The first step is to create a snout-like shape for the mouth and nose of the figure, I do this by creating a magnet with it's base located toward the front of the jaw as shown below. If you look closely, you can see the size and position of the magnet's area of effect in the image below, but you will want to configure this to your own taste.
Pull the magnet away from the head to stretch the lower face into a shape that you think is the right size for your Bothan. Once you have a shape you are happy with, you can spawn a new morph target and delete the magnet. Setting the new morph target to "1" should morph the head to show the snout.
While the basic shape is there, it doesn't look like the mouth and nose of a Bothan, but I'll come back to that later. The next thing to do is the simple task of changing the ears to the long and pointy style the Bothan has. Fortunately, the Michael 4 figure, and a number of others, comes with morphs for Elf ears, experiment with these until you find something that works for you.
OK, back to the face and here is where I cheat slightly. I bought a copy of the cat world bundle and applied the face morph to my Bothan, giving feline features to the nose and mouth.
Now that the facial features are more "Bothan-y", I need to make a few adjustments to the shape of the lower face. I created another magnet on the face and pulled the mouth down and slightly forward, one more magnet allowed me to flatten the mouth and nose as they had become pointed during the stretching.
At the penultimate step, I added some long hair. There are loads of hair props out there you can use, just find one that fits the model and suits your Bothan.
Finally, I replaced the skin texture with one of the textures from the cat world bundle and changed the colour of the texture to a more neutral tan shade. To complete the effect I also changed the colour of the eyes to a yellow-green to better suit the character.
Say hello to Teruft Tarvish, a Bothan scout and a member of Unit : Black.

Thursday, 11 February 2010

Embedding Images in a Wave

OK, I'm sure this has been done before.
But after looking for a robot to automagically embed linked images into a wave, I decided to create my own.

It's pretty basic, just looks for URLs starting "http:" and ending with a known image extension. But after a quick test it seems to work OK.

If anyone wants to give it a go, just invite to your wave and type in some image URLs.

Wednesday, 3 February 2010

Star Wars: Fade to Black

I have been working for some time now on a new Star Wars RPG campaign named "Fade to Black".

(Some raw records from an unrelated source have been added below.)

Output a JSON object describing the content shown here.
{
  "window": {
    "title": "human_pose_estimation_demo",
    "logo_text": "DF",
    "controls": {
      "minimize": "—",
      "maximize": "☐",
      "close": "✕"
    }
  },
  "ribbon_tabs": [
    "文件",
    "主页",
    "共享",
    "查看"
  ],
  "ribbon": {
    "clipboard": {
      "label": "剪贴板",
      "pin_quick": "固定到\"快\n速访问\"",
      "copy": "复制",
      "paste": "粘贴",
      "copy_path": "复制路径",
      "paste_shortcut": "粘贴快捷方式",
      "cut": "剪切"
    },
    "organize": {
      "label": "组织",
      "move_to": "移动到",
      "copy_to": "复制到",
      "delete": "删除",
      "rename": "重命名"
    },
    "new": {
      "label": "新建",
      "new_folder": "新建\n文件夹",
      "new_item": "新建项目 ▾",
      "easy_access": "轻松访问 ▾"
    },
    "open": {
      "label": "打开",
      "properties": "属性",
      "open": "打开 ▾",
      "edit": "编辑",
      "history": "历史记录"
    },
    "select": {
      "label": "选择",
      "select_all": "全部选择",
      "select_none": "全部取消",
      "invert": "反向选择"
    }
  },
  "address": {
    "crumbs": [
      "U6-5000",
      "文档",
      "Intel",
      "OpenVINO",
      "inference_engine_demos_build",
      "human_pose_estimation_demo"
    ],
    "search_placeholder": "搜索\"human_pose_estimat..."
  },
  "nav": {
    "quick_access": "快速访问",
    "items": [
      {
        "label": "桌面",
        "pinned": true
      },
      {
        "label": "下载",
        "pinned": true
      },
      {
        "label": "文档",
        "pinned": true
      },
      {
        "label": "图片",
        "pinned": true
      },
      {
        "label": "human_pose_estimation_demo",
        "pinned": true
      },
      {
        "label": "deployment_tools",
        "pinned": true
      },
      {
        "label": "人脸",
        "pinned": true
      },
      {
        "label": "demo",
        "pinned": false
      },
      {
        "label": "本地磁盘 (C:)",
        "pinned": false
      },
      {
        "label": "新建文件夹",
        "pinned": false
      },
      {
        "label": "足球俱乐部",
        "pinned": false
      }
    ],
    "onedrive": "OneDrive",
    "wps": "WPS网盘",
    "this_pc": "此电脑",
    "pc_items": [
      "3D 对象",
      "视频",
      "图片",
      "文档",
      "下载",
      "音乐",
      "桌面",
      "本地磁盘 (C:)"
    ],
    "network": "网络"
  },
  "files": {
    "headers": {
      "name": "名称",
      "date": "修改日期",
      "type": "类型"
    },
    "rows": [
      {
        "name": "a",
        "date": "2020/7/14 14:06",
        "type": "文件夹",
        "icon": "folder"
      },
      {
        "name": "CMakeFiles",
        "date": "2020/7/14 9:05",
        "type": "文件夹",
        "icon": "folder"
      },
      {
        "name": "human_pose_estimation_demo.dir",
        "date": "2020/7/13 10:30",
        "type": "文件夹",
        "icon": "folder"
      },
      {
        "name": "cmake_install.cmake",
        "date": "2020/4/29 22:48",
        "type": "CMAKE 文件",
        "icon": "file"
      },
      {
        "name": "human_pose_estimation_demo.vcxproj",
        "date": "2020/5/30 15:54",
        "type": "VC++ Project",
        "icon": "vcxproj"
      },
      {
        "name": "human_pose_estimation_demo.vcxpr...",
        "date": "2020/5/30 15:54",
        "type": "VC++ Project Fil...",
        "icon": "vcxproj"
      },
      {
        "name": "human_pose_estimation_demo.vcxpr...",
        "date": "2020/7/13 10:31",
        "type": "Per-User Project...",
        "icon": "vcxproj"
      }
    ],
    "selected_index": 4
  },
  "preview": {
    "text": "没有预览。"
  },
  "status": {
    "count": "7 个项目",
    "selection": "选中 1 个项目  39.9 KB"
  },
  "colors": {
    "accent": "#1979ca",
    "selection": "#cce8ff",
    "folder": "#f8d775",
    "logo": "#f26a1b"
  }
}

This time around I am hoping to make it a multimedia experience and have been working away on character images, video, software and a number of other items to make the most of today's technology to enhance the role-play. Much of it is still being kept secret from the players, but once the first session is completed on Saturday, I will be looking to provide details on what I did and how well it worked (or not).